On a two-family, cross-country skiing trip to a backcountry yurt, the other dad in our group taught the four kids—age nine to 12—how to build a campfire. He monitored them to be safe, and showed them how, but also gave them the freedom to each start his or her own fire. It was a huge success: they learned a valuable survival skill and had a blast. The takeaway lesson for parents? Children want to learn adult skills; it can be fun and thrilling for them and give them larger lessons.
Start when they’re young teaching kids age-appropriate skills: how to pitch the tent, build a snow cave, light the backpacking stove, use the water filter, read the map, belay a climber and build climbing anchors, paddle and roll a kayak, ski backcountry snow and recognize avalanche hazard. The long-term payoff for parents—besides the satisfaction of seeing your children learn? They learn how to take over these chores from you.
9. Let Them Bring a Friend
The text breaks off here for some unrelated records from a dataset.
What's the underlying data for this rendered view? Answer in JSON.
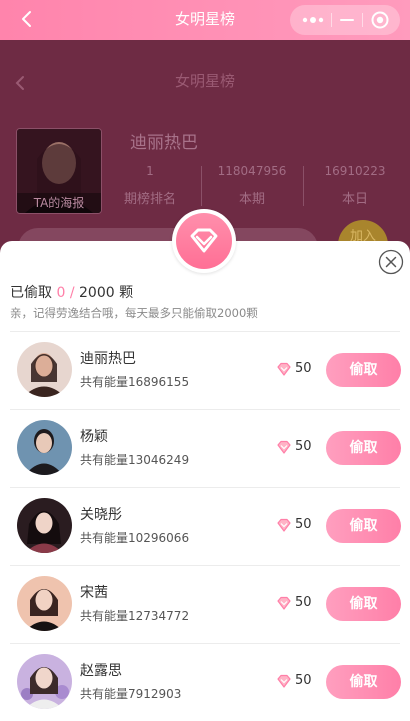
{
  "window": {
    "title": "女明星榜"
  },
  "page": {
    "title": "女明星榜"
  },
  "star": {
    "name": "迪丽热巴",
    "poster_label": "TA的海报",
    "stats": [
      {
        "value": "1",
        "label": "期榜排名"
      },
      {
        "value": "118047956",
        "label": "本期"
      },
      {
        "value": "16910223",
        "label": "本日"
      }
    ],
    "join_label": "加入"
  },
  "modal": {
    "stolen_label": "已偷取",
    "stolen_count": "0",
    "separator": "/",
    "limit": "2000 颗",
    "hint": "亲，记得劳逸结合哦，每天最多只能偷取2000颗",
    "rows": [
      {
        "name": "迪丽热巴",
        "energy": "共有能量16896155",
        "count": "50",
        "button": "偷取",
        "avatar_color": "#caa08d"
      },
      {
        "name": "杨颖",
        "energy": "共有能量13046249",
        "count": "50",
        "button": "偷取",
        "avatar_color": "#7195b2"
      },
      {
        "name": "关晓彤",
        "energy": "共有能量10296066",
        "count": "50",
        "button": "偷取",
        "avatar_color": "#5a3a40"
      },
      {
        "name": "宋茜",
        "energy": "共有能量12734772",
        "count": "50",
        "button": "偷取",
        "avatar_color": "#e8b9a6"
      },
      {
        "name": "赵露思",
        "energy": "共有能量7912903",
        "count": "50",
        "button": "偷取",
        "avatar_color": "#bca2d6"
      }
    ]
  },
  "colors": {
    "accent": "#ff7fa8",
    "header": "#ff8cb1",
    "overlay": "#6e2b44"
  }
}
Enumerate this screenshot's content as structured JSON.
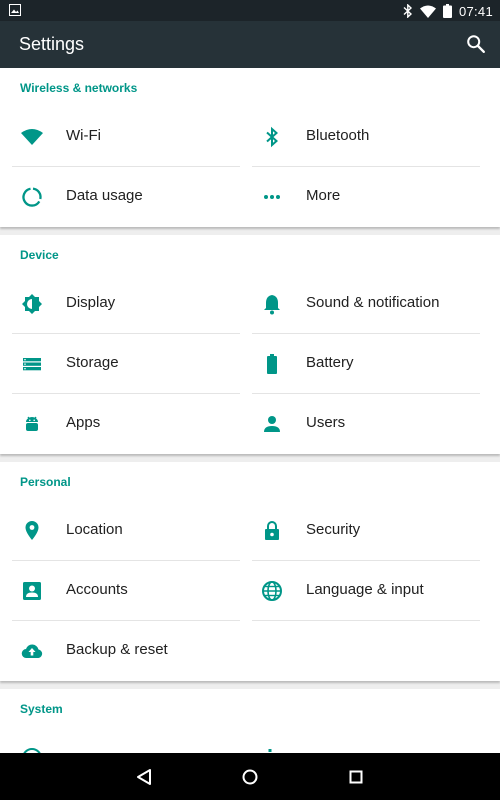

Young kids (generally under 10) love being with their parents and getting your direct attention. As they get older, you can still enjoy rewarding parent-child time in the backcountry together. I take an annual father-son and father-daughter trip with my kids for wonderful one-on-one time together—something they look forward to as much as I do.
But it becomes more important to older kids, especially teenagers, to have a friend along. Inviting one of their friends not only helps your child enjoy the trip more, it usually means less complaining: whining isn’t a cool thing to do in front of your friends.
Plus, you could be introducing another kid to the outdoors: When my son was 15, he told me that he wanted us to take two of his buddies on their first backpacking trip. We went, and it was a big success, from the boys enjoying it together to me seeing my son assume a leadership role showing his friends how to pitch their tent, cook on the stove, and other skills.
Finding other families that share these interests, where the parents and kids all become close friends, is like finding gold.
I know dangerous. Read “Why I Endanger My Kids in the Wilderness (Even Though It Scares the Sh!t Out of Me).”
10. Give the Gift of Independence
We have to dote on little kids—they need the attention emotionally and require it for their own safety. But as they get older, they must learn to anticipate and self-manage their own needs, so that you and they don’t have to go through the agony of the parent always telling the kid what to do.
This is hard, but know when to cut the cord. Find that delicate balance between giving kids enough rope to trip once in a while—which is okay because they have to learn to fix their own mistakes—without giving them enough to hang themselves. No one enjoys it or benefits when a parent is constantly correcting or instructing a child who’s old enough to figure it out. Everyone is happier when a child doesn’t need a parent’s help.
Ultimately, independence gives children the larger benefit of self-confidence—the belief that they can manage any personal crisis in life. That may be the best gift you can give your children through taking them outdoors.
See all of my stories about family adventures and all stories about backcountry skills at The Big Outside.
The Big Outside helps your family get outdoors more. Join now for full access to ALL stories and get a free e-guide!